The task: Set down the whole listing that follows, precisely as written.

══════════════════════════════

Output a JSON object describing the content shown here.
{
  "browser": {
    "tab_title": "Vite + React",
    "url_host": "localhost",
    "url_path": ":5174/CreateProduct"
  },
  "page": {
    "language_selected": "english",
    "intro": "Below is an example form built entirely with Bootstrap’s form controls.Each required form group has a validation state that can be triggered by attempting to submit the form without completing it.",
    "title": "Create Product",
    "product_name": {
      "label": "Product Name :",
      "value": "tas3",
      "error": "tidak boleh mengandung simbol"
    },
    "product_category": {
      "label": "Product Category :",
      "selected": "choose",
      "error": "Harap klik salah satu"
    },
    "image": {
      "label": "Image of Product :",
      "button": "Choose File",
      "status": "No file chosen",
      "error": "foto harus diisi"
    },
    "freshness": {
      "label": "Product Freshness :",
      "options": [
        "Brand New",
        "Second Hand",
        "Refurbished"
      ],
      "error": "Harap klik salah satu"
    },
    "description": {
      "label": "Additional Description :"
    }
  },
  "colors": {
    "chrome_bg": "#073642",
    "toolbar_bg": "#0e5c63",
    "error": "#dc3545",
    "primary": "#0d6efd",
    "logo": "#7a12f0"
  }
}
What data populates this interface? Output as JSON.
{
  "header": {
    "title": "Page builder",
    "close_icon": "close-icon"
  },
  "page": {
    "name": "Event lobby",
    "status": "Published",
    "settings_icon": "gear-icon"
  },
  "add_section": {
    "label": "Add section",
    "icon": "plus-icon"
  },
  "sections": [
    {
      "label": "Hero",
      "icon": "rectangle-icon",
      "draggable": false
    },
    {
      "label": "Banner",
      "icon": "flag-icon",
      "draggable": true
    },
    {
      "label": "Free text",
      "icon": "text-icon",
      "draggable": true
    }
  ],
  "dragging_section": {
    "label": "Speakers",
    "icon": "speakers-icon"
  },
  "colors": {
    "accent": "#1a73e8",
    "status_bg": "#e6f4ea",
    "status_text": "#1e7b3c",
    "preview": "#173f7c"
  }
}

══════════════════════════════

Solution for this task:
Output a JSON object describing the content shown here.
{
  "browser": {
    "tab_title": "Vite + React",
    "url_host": "localhost",
    "url_path": ":5174/CreateProduct"
  },
  "page": {
    "language_selected": "english",
    "intro": "Below is an example form built entirely with Bootstrap’s form controls.Each required form group has a validation state that can be triggered by attempting to submit the form without completing it.",
    "title": "Create Product",
    "product_name": {
      "label": "Product Name :",
      "value": "tas3",
      "error": "tidak boleh mengandung simbol"
    },
    "product_category": {
      "label": "Product Category :",
      "selected": "choose",
      "error": "Harap klik salah satu"
    },
    "image": {
      "label": "Image of Product :",
      "button": "Choose File",
      "status": "No file chosen",
      "error": "foto harus diisi"
    },
    "freshness": {
      "label": "Product Freshness :",
      "options": [
        "Brand New",
        "Second Hand",
        "Refurbished"
      ],
      "error": "Harap klik salah satu"
    },
    "description": {
      "label": "Additional Description :"
    }
  },
  "colors": {
    "chrome_bg": "#073642",
    "toolbar_bg": "#0e5c63",
    "error": "#dc3545",
    "primary": "#0d6efd",
    "logo": "#7a12f0"
  }
}
What data populates this interface? Output as JSON.
{
  "header": {
    "title": "Page builder",
    "close_icon": "close-icon"
  },
  "page": {
    "name": "Event lobby",
    "status": "Published",
    "settings_icon": "gear-icon"
  },
  "add_section": {
    "label": "Add section",
    "icon": "plus-icon"
  },
  "sections": [
    {
      "label": "Hero",
      "icon": "rectangle-icon",
      "draggable": false
    },
    {
      "label": "Banner",
      "icon": "flag-icon",
      "draggable": true
    },
    {
      "label": "Free text",
      "icon": "text-icon",
      "draggable": true
    }
  ],
  "dragging_section": {
    "label": "Speakers",
    "icon": "speakers-icon"
  },
  "colors": {
    "accent": "#1a73e8",
    "status_bg": "#e6f4ea",
    "status_text": "#1e7b3c",
    "preview": "#173f7c"
  }
}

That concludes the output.